= What to produce =
Each line with the word "data" must appear in the answer, copied from the records.

#### Record extracts

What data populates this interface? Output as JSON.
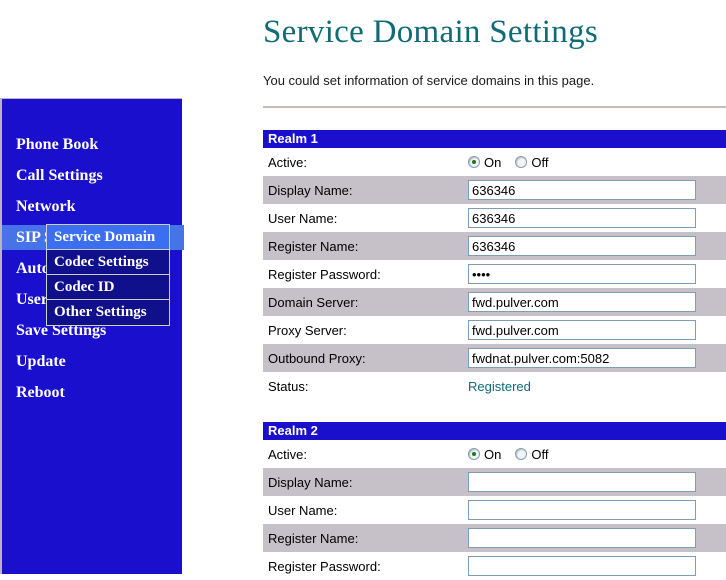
{
  "page": {
    "title": "Service Domain Settings",
    "subtitle": "You could set information of service domains in this page."
  },
  "sidebar": {
    "items": [
      {
        "label": "Phone Book",
        "selected": false
      },
      {
        "label": "Call Settings",
        "selected": false
      },
      {
        "label": "Network",
        "selected": false
      },
      {
        "label": "SIP Settings",
        "selected": true
      },
      {
        "label": "Auto Provision",
        "selected": false
      },
      {
        "label": "User Settings",
        "selected": false
      },
      {
        "label": "Save Settings",
        "selected": false
      },
      {
        "label": "Update",
        "selected": false
      },
      {
        "label": "Reboot",
        "selected": false
      }
    ]
  },
  "submenu": {
    "items": [
      {
        "label": "Service Domain",
        "active": true
      },
      {
        "label": "Codec Settings",
        "active": false
      },
      {
        "label": "Codec ID",
        "active": false
      },
      {
        "label": "Other Settings",
        "active": false
      }
    ]
  },
  "radio": {
    "on_label": "On",
    "off_label": "Off"
  },
  "realms": [
    {
      "header": "Realm 1",
      "active": "on",
      "active_label": "Active:",
      "fields": [
        {
          "label": "Display Name:",
          "value": "636346",
          "type": "text"
        },
        {
          "label": "User Name:",
          "value": "636346",
          "type": "text"
        },
        {
          "label": "Register Name:",
          "value": "636346",
          "type": "text"
        },
        {
          "label": "Register Password:",
          "value": "1234",
          "type": "password"
        },
        {
          "label": "Domain Server:",
          "value": "fwd.pulver.com",
          "type": "text"
        },
        {
          "label": "Proxy Server:",
          "value": "fwd.pulver.com",
          "type": "text"
        },
        {
          "label": "Outbound Proxy:",
          "value": "fwdnat.pulver.com:5082",
          "type": "text"
        }
      ],
      "status_label": "Status:",
      "status_value": "Registered"
    },
    {
      "header": "Realm 2",
      "active": "on",
      "active_label": "Active:",
      "fields": [
        {
          "label": "Display Name:",
          "value": "",
          "type": "text"
        },
        {
          "label": "User Name:",
          "value": "",
          "type": "text"
        },
        {
          "label": "Register Name:",
          "value": "",
          "type": "text"
        },
        {
          "label": "Register Password:",
          "value": "",
          "type": "password"
        }
      ]
    }
  ]
}
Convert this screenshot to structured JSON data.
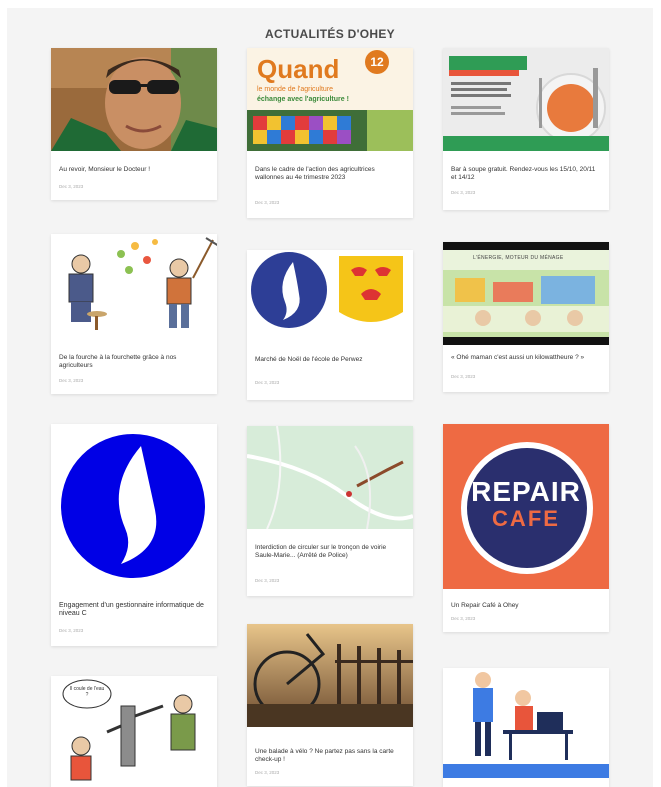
{
  "section": {
    "title": "ACTUALITÉS D'OHEY"
  },
  "colors": {
    "panel_bg": "#f4f4f4",
    "card_bg": "#ffffff",
    "police_blue": "#2d3e96",
    "repair_orange": "#ee6a43",
    "repair_navy": "#2a2f6e",
    "quand_orange": "#e07a1f",
    "map_green": "#d7ecd9"
  },
  "articles": [
    {
      "id": 1,
      "title": "Au revoir, Monsieur le Docteur !",
      "date": "Dec 3, 2023",
      "image": "portrait-sunglasses-photo"
    },
    {
      "id": 2,
      "title": "Dans le cadre de l'action des agricultrices wallonnes au 4e trimestre 2023",
      "date": "Dec 3, 2023",
      "image": "quand-le-monde-de-l-agriculture-poster",
      "poster_heading": "Quand",
      "poster_badge": "12",
      "poster_line1": "le monde de l'agriculture",
      "poster_line2": "échange avec l'agriculture !"
    },
    {
      "id": 3,
      "title": "Bar à soupe gratuit. Rendez-vous les 15/10, 20/11 et 14/12",
      "date": "Dec 3, 2023",
      "image": "soup-bar-flyer"
    },
    {
      "id": 4,
      "title": "De la fourche à la fourchette grâce à nos agriculteurs",
      "date": "Dec 3, 2023",
      "image": "farmers-illustration"
    },
    {
      "id": 5,
      "title": "Marché de Noël de l'école de Perwez",
      "date": "Dec 3, 2023",
      "image": "police-flame-and-coat-of-arms"
    },
    {
      "id": 6,
      "title": "« Ohé maman c'est aussi un kilowattheure ? »",
      "date": "Dec 3, 2023",
      "image": "energy-comic-banner",
      "banner_text": "L'ÉNERGIE, MOTEUR DU MÉNAGE"
    },
    {
      "id": 7,
      "title": "Engagement d'un gestionnaire informatique de niveau C",
      "date": "Dec 3, 2023",
      "image": "police-flame-logo"
    },
    {
      "id": 8,
      "title": "Interdiction de circuler sur le tronçon de voirie Saule-Marie... (Arrêté de Police)",
      "date": "Dec 3, 2023",
      "image": "road-map"
    },
    {
      "id": 9,
      "title": "Un Repair Café à Ohey",
      "date": "Dec 3, 2023",
      "image": "repair-cafe-logo",
      "logo_line1": "REPAIR",
      "logo_line2": "CAFE"
    },
    {
      "id": 10,
      "title": "",
      "date": "",
      "image": "water-pump-cartoon",
      "bubble_text": "Il coule de l'eau ?"
    },
    {
      "id": 11,
      "title": "Une balade à vélo ? Ne partez pas sans la carte check-up !",
      "date": "Dec 3, 2023",
      "image": "bicycle-sunset-photo"
    },
    {
      "id": 12,
      "title": "",
      "date": "",
      "image": "remote-work-illustration"
    }
  ]
}
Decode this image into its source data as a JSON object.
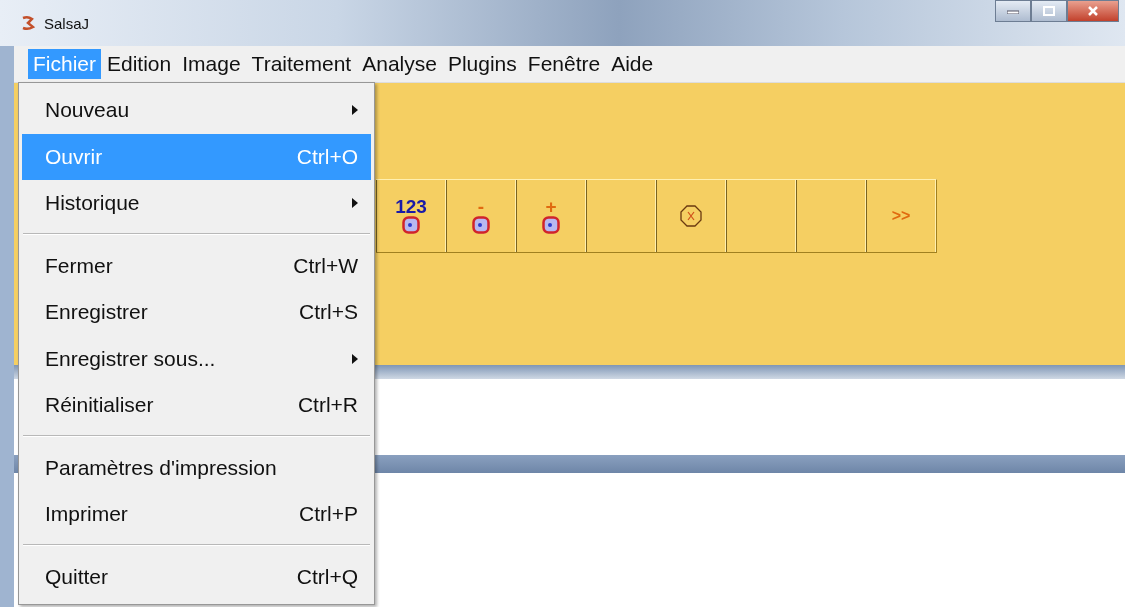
{
  "window": {
    "title": "SalsaJ"
  },
  "menubar": [
    {
      "label": "Fichier",
      "selected": true
    },
    {
      "label": "Edition",
      "selected": false
    },
    {
      "label": "Image",
      "selected": false
    },
    {
      "label": "Traitement",
      "selected": false
    },
    {
      "label": "Analyse",
      "selected": false
    },
    {
      "label": "Plugins",
      "selected": false
    },
    {
      "label": "Fenêtre",
      "selected": false
    },
    {
      "label": "Aide",
      "selected": false
    }
  ],
  "menu": [
    {
      "kind": "item",
      "label": "Nouveau",
      "submenu": true,
      "selected": false
    },
    {
      "kind": "item",
      "label": "Ouvrir",
      "shortcut": "Ctrl+O",
      "selected": true
    },
    {
      "kind": "item",
      "label": "Historique",
      "submenu": true,
      "selected": false
    },
    {
      "kind": "separator"
    },
    {
      "kind": "item",
      "label": "Fermer",
      "shortcut": "Ctrl+W",
      "selected": false
    },
    {
      "kind": "item",
      "label": "Enregistrer",
      "shortcut": "Ctrl+S",
      "selected": false
    },
    {
      "kind": "item",
      "label": "Enregistrer sous...",
      "submenu": true,
      "selected": false
    },
    {
      "kind": "item",
      "label": "Réinitialiser",
      "shortcut": "Ctrl+R",
      "selected": false
    },
    {
      "kind": "separator"
    },
    {
      "kind": "item",
      "label": "Paramètres d'impression",
      "selected": false
    },
    {
      "kind": "item",
      "label": "Imprimer",
      "shortcut": "Ctrl+P",
      "selected": false
    },
    {
      "kind": "separator"
    },
    {
      "kind": "item",
      "label": "Quitter",
      "shortcut": "Ctrl+Q",
      "selected": false
    }
  ],
  "toolbar": [
    {
      "kind": "point",
      "label": "123",
      "color": "#1a1aa8"
    },
    {
      "kind": "point",
      "label": "-",
      "color": "#e06a10"
    },
    {
      "kind": "point",
      "label": "+",
      "color": "#e06a10"
    },
    {
      "kind": "empty"
    },
    {
      "kind": "close"
    },
    {
      "kind": "empty"
    },
    {
      "kind": "empty"
    },
    {
      "kind": "text",
      "label": ">>",
      "color": "#e06a10"
    }
  ]
}
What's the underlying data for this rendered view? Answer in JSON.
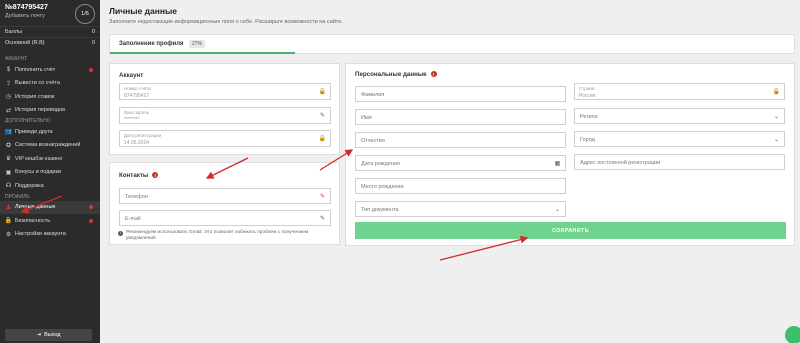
{
  "sidebar": {
    "account_id": "№874795427",
    "add_email": "Добавить почту",
    "progress": "1/6",
    "balances": [
      {
        "label": "Баллы",
        "value": "0"
      },
      {
        "label": "Основной (R.B)",
        "value": "0"
      }
    ],
    "section_account": "АККАУНТ",
    "account_items": [
      {
        "label": "Пополнить счёт",
        "icon": "dollar-icon"
      },
      {
        "label": "Вывести со счёта",
        "icon": "withdraw-icon"
      },
      {
        "label": "История ставок",
        "icon": "history-icon"
      },
      {
        "label": "История переводов",
        "icon": "transfer-icon"
      }
    ],
    "section_extra": "ДОПОЛНИТЕЛЬНО",
    "extra_items": [
      {
        "label": "Приведи друга",
        "icon": "users-icon"
      },
      {
        "label": "Система вознаграждений",
        "icon": "reward-icon"
      },
      {
        "label": "VIP кешбэк казино",
        "icon": "vip-icon"
      },
      {
        "label": "Бонусы и подарки",
        "icon": "gift-icon"
      },
      {
        "label": "Поддержка",
        "icon": "support-icon"
      }
    ],
    "section_profile": "ПРОФИЛЬ",
    "profile_items": [
      {
        "label": "Личные данные",
        "icon": "user-icon"
      },
      {
        "label": "Безопасность",
        "icon": "lock-icon"
      },
      {
        "label": "Настройки аккаунта",
        "icon": "gear-icon"
      }
    ],
    "logout": "Выход"
  },
  "header": {
    "title": "Личные данные",
    "subtitle": "Заполните недостающие информационные поля о себе. Расширьте возможности на сайте."
  },
  "tabs": {
    "label": "Заполнение профиля",
    "badge": "27%",
    "progress_percent": 27
  },
  "account": {
    "title": "Аккаунт",
    "fields": [
      {
        "label": "Номер счёта",
        "value": "874795427"
      },
      {
        "label": "Ваш пароль",
        "value": "********"
      },
      {
        "label": "Дата регистрации",
        "value": "14.05.2024"
      }
    ]
  },
  "contacts": {
    "title": "Контакты",
    "phone": "Телефон",
    "email": "E-mail",
    "note": "Рекомендуем использовать Gmail. Это позволит избежать проблем с получением уведомлений"
  },
  "personal": {
    "title": "Персональные данные",
    "left_fields": [
      "Фамилия",
      "Имя",
      "Отчество",
      "Дата рождения",
      "Место рождения",
      "Тип документа"
    ],
    "country_label": "Страна",
    "country_value": "Россия",
    "region": "Регион",
    "city": "Город",
    "address": "Адрес постоянной регистрации",
    "save": "СОХРАНИТЬ"
  },
  "colors": {
    "sidebar_bg": "#2b2b2b",
    "accent_green": "#6fd28e",
    "warn_red": "#c0392b",
    "arrow_red": "#d42a2a"
  }
}
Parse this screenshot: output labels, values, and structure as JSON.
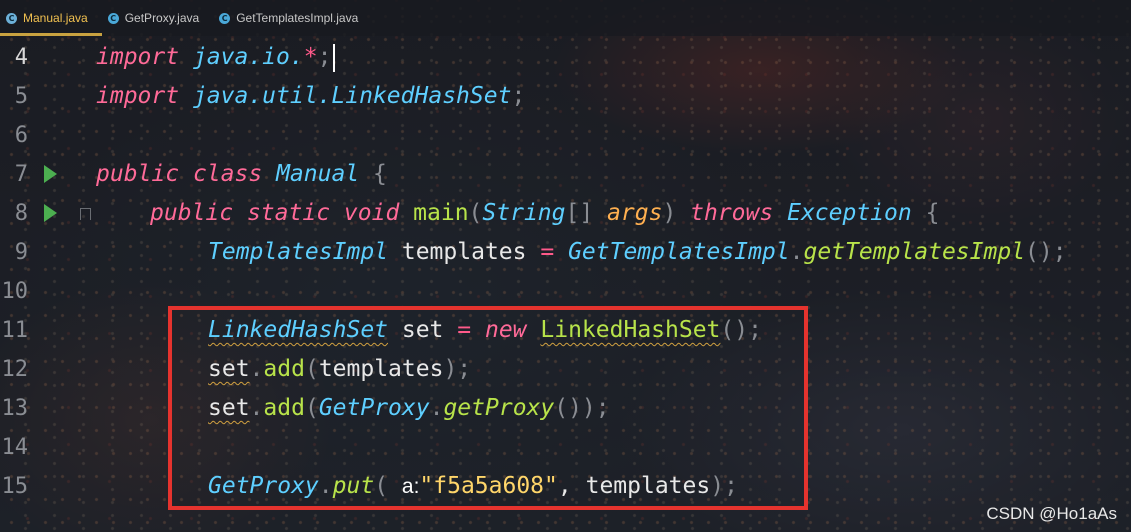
{
  "tabs": [
    {
      "label": "Manual.java",
      "icon": "java-class-icon",
      "active": true
    },
    {
      "label": "GetProxy.java",
      "icon": "java-class-icon",
      "active": false
    },
    {
      "label": "GetTemplatesImpl.java",
      "icon": "java-class-icon",
      "active": false
    }
  ],
  "tab_icon_glyph": "C",
  "line_numbers": [
    "4",
    "5",
    "6",
    "7",
    "8",
    "9",
    "10",
    "11",
    "12",
    "13",
    "14",
    "15"
  ],
  "code": {
    "l4": {
      "kw": "import",
      "pkg": " java.io.",
      "star": "*",
      "semi": ";"
    },
    "l5": {
      "kw": "import",
      "pkg": " java.util.",
      "cls": "LinkedHashSet",
      "semi": ";"
    },
    "l7": {
      "kw1": "public",
      "kw2": "class",
      "name": "Manual",
      "brace": " {"
    },
    "l8": {
      "kw1": "public",
      "kw2": "static",
      "kw3": "void",
      "fn": "main",
      "p1": "(",
      "ty": "String",
      "arr": "[] ",
      "arg": "args",
      "p2": ") ",
      "kw4": "throws",
      "ex": "Exception",
      "brace": " {"
    },
    "l9": {
      "ty": "TemplatesImpl",
      "var": " templates ",
      "eq": "=",
      "cls": "GetTemplatesImpl",
      "dot": ".",
      "fn": "getTemplatesImpl",
      "tail": "();"
    },
    "l11": {
      "ty": "LinkedHashSet",
      "var": " set ",
      "eq": "=",
      "kw": "new",
      "cls": "LinkedHashSet",
      "tail": "();"
    },
    "l12": {
      "obj": "set",
      "dot": ".",
      "fn": "add",
      "p1": "(",
      "arg": "templates",
      "tail": ");"
    },
    "l13": {
      "obj": "set",
      "dot": ".",
      "fn": "add",
      "p1": "(",
      "cls": "GetProxy",
      "dot2": ".",
      "fn2": "getProxy",
      "tail": "());"
    },
    "l15": {
      "cls": "GetProxy",
      "dot": ".",
      "fn": "put",
      "p1": "( ",
      "hint": "a:",
      "str": "\"f5a5a608\"",
      "comma": ", ",
      "arg": "templates",
      "tail": ");"
    }
  },
  "watermark": "CSDN @Ho1aAs",
  "colors": {
    "keyword": "#ff6a98",
    "type": "#5ecfff",
    "function": "#b8e34a",
    "string": "#ffd66a",
    "highlight_box": "#e5332e",
    "run_icon": "#4caf50"
  }
}
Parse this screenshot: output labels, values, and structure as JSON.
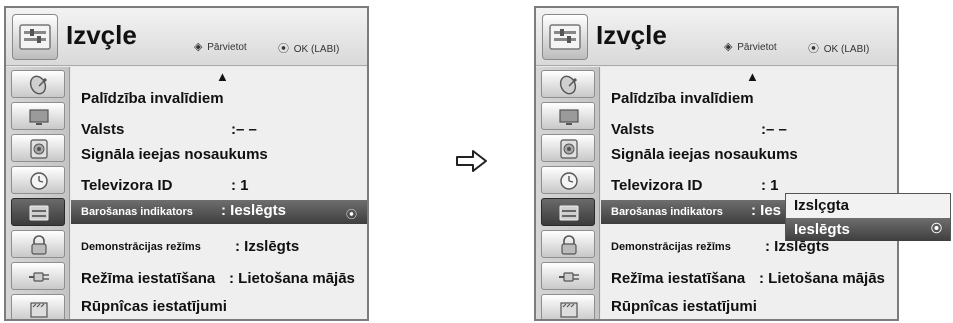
{
  "menu": {
    "title": "Izvçle",
    "hint_nav": "Pārvietot",
    "hint_ok": "OK (LABI)",
    "scroll_up": "▲",
    "nav_glyph": "◈",
    "ok_glyph": "⦿"
  },
  "items": {
    "accessibility": {
      "label": "Palīdzība invalīdiem"
    },
    "country": {
      "label": "Valsts",
      "value": ":– –"
    },
    "input_label": {
      "label": "Signāla ieejas nosaukums"
    },
    "tv_id": {
      "label": "Televizora ID",
      "value": ": 1"
    },
    "power_indicator": {
      "label": "Barošanas indikators",
      "value": ": Ieslēgts",
      "value_truncated": ": Ies"
    },
    "demo_mode": {
      "label": "Demonstrācijas režīms",
      "value": ": Izslēgts",
      "value_obscured": ": Izslēgts"
    },
    "mode_setting": {
      "label": "Režīma iestatīšana",
      "value": ": Lietošana mājās"
    },
    "factory_reset": {
      "label": "Rūpnîcas iestatījumi"
    }
  },
  "popup": {
    "options": [
      "Izslçgta",
      "Ieslēgts"
    ],
    "selected_index": 1
  },
  "colors": {
    "panel_bg": "#e9e9e9",
    "selection_bg": "#4a4a4a",
    "border": "#7c7c7c"
  },
  "sidebar_icons": [
    "satellite-dish-icon",
    "monitor-icon",
    "speaker-icon",
    "clock-icon",
    "option-tools-icon",
    "lock-icon",
    "input-plug-icon",
    "support-icon"
  ],
  "active_sidebar_index": 4
}
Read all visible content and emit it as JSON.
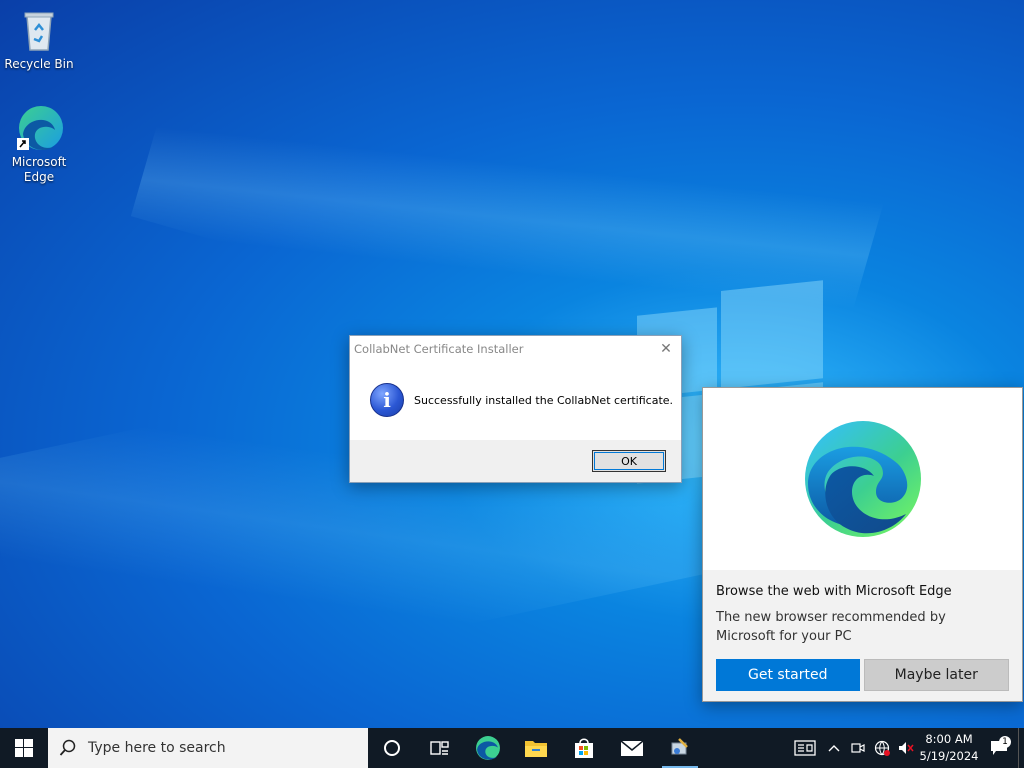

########

= Response to the task =
What data populates this interface? Output as JSON.
Convert this screenshot to structured JSON data.
Decode this image into its source data as a JSON object.
What's the underlying data for this rendered view? Answer in JSON.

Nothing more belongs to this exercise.